Brno crematorium, one of the finest functionalist buildings in the town.
Do you know that Brno has the largest cemetery in the Czech republic? Established in 1883, it’s still a beautiful, quiet place, worth visiting at least for the graves of Gregor Johann Mendel and Leoš Janáček.
You can access it with trams 2 and 5 (stop Ústřední hřbitov, 5 minutes from Mendlovo náměstí sq., 10 minutes from the main train station). (See the place on a map.)
The cemetery opens at 7 a.m. every day and closes at 5 p.m. from November to February, at 6 p.m. in March and October and at 7 p.m. from April to September.
The place has more “inhabitants” than Brno itself. Actually, it could be the second largest Czech city, after Prague. So let’s visit some of these interesting folks:
Gregor Johann Mendel (1822–1884), Augustinian monk who discovered some basic principles of genetics (sadly: without realising it).
The tomb of the local Augustinian convent that hosts the grave of G. J. Mendel. It is located in sector 2.
The grave of Leoš Janáček (1854-1928), one of the most important Czech composers, is located in the Circle of honor (sector 25e), together with graves of many other influental Czech citizens of Brno.
Red army memorial site, built in 1980 (sector 56c)
Is that Joseph Stalin? I guess so.
Wehrmacht graveyard (sector 79) is unknown to most people living in Brno.
A crematorium designed by Arnošt Wiesner in the 1920s, opened in 1930. One of the most beautiful functionalist buildings in Brno, yet the only one that no one enjoys visiting (marked as C on the map).

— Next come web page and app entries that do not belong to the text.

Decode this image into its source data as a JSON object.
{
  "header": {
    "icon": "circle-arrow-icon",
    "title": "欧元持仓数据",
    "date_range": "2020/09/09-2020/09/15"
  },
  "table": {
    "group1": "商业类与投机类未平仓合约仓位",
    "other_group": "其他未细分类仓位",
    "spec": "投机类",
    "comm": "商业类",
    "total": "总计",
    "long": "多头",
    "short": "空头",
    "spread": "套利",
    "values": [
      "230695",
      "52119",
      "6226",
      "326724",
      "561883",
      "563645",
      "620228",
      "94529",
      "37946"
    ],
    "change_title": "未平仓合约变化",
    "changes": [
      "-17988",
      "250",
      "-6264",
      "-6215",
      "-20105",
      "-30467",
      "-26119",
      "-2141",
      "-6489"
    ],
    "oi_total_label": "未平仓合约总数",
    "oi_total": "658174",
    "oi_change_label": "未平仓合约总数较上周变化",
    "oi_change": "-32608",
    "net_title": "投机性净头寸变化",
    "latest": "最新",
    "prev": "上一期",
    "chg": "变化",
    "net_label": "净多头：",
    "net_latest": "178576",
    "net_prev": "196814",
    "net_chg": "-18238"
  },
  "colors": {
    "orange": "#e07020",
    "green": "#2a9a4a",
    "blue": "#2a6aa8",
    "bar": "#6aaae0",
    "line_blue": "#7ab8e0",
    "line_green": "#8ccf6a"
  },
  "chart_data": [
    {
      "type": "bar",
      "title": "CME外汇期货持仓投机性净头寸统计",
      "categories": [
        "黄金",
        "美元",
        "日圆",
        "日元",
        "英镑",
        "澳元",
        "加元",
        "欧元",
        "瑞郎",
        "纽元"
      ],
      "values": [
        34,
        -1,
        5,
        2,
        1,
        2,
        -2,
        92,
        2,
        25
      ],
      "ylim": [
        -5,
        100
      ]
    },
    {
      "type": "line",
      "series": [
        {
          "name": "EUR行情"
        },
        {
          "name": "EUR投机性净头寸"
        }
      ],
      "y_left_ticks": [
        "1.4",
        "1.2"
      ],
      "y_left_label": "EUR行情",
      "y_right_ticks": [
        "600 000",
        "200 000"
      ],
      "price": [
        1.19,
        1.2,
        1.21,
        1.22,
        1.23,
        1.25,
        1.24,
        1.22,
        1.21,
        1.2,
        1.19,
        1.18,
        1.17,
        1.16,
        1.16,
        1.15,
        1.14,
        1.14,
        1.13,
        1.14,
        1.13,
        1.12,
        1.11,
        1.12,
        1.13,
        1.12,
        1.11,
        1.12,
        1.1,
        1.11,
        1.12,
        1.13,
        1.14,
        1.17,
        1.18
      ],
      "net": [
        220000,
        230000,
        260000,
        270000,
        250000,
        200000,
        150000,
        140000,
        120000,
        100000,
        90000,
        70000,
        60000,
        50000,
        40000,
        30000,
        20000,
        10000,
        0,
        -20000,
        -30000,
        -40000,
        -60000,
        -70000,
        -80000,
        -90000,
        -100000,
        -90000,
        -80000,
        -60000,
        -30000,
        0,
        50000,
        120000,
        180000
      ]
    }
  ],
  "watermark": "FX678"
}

The official plan of the cemetery. Mind that north is pointing right! (click to enlarge)